### THE PROBLEM
Take from the records below each line that holds "subtitle".

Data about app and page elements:
--------

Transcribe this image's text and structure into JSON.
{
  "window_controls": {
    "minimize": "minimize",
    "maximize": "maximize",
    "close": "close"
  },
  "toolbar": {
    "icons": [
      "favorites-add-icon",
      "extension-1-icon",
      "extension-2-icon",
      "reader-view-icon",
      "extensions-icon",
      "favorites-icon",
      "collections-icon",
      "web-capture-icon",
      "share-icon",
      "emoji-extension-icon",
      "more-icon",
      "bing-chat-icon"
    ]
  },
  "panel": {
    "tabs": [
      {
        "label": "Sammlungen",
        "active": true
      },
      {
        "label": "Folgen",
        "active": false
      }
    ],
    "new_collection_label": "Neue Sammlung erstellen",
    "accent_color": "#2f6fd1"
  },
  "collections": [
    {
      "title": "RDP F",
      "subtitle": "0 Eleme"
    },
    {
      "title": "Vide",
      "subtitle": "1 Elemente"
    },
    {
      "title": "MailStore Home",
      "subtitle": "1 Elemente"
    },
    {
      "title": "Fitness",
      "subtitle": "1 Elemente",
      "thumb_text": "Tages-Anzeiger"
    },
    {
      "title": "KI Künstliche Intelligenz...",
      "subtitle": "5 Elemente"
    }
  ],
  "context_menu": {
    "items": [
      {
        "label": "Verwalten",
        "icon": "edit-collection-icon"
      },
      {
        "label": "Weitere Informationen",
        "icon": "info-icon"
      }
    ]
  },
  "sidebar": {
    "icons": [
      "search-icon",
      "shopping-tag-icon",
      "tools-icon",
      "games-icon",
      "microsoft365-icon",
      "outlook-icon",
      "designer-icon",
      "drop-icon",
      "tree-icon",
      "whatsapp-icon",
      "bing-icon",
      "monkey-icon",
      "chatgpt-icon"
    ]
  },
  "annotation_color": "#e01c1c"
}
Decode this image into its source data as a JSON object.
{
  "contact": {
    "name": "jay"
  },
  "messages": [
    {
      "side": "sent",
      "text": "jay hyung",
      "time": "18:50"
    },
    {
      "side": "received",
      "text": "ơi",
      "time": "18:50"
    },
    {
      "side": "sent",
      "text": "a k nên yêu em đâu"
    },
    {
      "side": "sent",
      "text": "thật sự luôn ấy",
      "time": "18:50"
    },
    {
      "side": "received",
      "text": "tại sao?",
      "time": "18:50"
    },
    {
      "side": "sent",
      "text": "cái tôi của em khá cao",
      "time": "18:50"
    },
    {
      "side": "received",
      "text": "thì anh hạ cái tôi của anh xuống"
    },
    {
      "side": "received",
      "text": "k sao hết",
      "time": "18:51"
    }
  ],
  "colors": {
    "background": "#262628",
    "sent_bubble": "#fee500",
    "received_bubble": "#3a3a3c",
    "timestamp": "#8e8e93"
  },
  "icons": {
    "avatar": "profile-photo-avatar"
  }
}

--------

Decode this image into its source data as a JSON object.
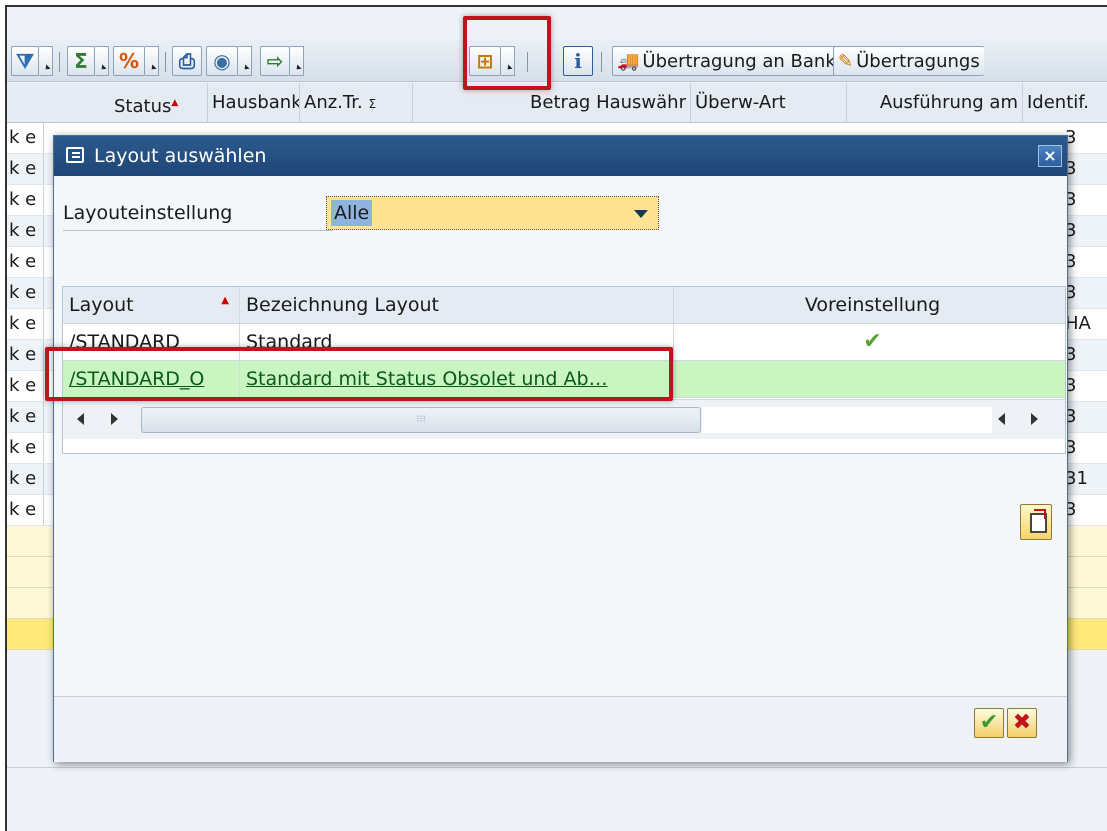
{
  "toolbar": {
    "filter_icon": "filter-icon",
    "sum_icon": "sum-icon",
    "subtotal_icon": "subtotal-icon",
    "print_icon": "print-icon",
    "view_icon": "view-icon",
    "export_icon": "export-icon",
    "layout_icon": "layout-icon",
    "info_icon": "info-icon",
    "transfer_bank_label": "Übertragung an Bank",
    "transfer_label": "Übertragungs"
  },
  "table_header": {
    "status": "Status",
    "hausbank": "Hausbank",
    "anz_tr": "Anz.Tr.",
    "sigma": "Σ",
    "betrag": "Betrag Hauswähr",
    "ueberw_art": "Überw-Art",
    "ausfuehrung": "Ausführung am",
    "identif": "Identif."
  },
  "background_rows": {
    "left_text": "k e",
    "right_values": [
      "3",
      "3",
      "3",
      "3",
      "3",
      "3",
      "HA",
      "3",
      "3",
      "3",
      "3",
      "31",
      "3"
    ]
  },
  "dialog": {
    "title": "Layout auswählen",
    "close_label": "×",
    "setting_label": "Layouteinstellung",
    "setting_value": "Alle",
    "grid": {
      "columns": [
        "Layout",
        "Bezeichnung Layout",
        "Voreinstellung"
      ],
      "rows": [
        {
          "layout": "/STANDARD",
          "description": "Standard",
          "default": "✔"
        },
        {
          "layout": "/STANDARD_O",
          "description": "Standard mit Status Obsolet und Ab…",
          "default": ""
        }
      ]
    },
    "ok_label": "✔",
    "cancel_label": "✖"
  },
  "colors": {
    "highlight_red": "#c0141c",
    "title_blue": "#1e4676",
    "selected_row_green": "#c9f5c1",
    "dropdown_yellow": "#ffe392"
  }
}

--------

### ANSWER BOX
      "subtitle": "0 Eleme"
      "subtitle": "1 Elemente"
      "subtitle": "1 Elemente"
      "subtitle": "1 Elemente",
      "subtitle": "5 Elemente"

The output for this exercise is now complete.